◆ EXERCISE OBJECTIVE ◆
In the material below, find each line with the word "true" and list it.

-------

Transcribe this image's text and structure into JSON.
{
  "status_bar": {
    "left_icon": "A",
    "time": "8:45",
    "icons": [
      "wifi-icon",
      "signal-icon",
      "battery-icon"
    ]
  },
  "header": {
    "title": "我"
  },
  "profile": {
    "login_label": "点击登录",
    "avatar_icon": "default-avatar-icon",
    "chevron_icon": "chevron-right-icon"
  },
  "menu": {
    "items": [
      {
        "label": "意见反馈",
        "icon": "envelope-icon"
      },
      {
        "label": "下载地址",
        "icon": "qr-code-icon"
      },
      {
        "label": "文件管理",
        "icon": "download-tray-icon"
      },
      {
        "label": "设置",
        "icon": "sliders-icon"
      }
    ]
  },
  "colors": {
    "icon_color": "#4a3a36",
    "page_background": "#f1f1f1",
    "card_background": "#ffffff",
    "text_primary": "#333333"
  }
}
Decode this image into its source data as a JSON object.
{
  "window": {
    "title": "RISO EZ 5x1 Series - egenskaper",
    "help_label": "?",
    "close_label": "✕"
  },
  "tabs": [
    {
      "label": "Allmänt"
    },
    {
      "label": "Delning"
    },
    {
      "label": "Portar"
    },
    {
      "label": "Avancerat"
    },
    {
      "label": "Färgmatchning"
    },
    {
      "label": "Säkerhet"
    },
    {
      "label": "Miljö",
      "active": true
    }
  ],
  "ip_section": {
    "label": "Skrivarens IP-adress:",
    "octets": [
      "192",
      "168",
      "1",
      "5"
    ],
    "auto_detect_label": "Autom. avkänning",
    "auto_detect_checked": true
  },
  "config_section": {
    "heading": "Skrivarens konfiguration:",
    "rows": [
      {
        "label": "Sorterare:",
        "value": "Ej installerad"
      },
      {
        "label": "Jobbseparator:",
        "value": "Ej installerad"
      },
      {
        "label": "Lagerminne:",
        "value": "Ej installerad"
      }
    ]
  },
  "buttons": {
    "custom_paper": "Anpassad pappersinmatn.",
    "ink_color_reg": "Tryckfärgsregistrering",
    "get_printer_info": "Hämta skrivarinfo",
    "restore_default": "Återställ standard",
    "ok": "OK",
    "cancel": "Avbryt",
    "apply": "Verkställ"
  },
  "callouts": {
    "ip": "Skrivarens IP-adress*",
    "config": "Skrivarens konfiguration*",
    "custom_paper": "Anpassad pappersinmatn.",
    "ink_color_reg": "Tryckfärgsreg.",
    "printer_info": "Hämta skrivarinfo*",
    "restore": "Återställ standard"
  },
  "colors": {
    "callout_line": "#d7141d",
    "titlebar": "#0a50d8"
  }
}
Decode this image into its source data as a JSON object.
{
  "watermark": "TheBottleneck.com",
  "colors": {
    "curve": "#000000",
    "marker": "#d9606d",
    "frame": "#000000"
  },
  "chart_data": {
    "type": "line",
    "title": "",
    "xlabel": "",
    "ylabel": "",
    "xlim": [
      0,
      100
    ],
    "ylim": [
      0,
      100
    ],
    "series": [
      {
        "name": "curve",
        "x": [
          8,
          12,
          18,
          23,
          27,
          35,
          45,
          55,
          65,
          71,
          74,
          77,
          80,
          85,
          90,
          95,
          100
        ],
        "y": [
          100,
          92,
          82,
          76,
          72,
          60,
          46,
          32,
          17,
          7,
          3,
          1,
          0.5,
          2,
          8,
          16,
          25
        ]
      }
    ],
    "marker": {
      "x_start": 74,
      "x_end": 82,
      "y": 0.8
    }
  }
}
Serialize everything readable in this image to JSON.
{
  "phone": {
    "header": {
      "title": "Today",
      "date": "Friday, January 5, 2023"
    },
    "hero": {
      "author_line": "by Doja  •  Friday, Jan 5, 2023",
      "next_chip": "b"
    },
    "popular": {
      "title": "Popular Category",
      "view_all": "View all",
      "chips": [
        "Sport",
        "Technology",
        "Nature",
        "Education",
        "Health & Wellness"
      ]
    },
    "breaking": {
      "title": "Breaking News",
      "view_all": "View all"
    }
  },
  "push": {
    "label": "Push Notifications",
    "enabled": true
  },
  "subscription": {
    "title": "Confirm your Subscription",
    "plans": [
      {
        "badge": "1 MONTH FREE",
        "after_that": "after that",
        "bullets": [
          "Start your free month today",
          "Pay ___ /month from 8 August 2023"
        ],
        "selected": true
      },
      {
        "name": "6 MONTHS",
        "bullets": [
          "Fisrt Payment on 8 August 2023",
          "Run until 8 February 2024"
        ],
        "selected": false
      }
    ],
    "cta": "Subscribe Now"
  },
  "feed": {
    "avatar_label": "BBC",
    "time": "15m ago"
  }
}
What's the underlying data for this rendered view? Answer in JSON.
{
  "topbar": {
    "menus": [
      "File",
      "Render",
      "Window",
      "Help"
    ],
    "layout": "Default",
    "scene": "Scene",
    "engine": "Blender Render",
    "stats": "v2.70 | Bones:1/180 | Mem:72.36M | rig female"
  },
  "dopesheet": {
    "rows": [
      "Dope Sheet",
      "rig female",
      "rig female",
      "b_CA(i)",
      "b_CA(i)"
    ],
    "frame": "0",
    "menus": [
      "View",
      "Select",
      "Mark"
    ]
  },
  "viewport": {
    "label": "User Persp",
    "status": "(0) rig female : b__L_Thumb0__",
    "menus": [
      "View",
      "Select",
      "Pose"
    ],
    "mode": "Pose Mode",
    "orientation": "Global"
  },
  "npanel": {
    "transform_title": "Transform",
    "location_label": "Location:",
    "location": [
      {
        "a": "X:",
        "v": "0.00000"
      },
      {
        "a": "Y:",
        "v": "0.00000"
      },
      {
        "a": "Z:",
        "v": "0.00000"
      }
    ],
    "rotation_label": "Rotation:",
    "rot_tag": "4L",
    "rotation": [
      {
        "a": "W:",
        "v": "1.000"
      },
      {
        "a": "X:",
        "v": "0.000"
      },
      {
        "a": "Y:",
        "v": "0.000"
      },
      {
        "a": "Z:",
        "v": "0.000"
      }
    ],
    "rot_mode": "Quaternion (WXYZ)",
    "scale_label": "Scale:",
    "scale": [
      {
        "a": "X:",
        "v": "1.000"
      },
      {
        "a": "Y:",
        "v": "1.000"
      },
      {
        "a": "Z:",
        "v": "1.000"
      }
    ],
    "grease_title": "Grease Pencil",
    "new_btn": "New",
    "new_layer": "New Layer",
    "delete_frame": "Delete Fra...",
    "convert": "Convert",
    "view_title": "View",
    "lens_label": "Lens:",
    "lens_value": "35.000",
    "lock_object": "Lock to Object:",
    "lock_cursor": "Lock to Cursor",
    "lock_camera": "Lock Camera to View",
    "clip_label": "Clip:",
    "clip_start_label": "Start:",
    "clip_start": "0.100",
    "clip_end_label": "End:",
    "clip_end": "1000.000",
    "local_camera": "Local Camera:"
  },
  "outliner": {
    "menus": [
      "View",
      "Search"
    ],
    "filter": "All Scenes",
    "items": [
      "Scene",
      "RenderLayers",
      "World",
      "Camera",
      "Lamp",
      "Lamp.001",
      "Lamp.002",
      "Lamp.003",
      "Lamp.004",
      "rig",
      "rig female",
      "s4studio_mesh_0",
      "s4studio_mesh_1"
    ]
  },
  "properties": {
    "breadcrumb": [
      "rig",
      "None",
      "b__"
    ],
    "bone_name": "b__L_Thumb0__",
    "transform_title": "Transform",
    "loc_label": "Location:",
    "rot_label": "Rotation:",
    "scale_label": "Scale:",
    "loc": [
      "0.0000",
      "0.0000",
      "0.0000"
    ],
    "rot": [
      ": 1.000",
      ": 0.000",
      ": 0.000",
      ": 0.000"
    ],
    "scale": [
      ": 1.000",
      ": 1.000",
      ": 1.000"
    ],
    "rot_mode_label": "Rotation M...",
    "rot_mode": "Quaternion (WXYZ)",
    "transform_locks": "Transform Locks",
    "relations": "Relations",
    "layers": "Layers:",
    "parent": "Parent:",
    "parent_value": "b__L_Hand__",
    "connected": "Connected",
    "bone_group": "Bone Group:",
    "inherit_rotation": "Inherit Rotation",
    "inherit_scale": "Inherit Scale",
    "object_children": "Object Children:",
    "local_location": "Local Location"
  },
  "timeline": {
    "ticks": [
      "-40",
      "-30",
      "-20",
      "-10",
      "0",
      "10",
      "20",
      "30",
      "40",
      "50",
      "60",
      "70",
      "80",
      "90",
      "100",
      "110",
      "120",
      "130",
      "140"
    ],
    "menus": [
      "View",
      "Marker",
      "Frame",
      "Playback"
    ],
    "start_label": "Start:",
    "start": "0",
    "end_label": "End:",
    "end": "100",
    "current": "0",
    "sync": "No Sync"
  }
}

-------

◆ RESPONSE AREA ◆
      "active": true
    "auto_detect_checked": true
    "enabled": true
        "selected": true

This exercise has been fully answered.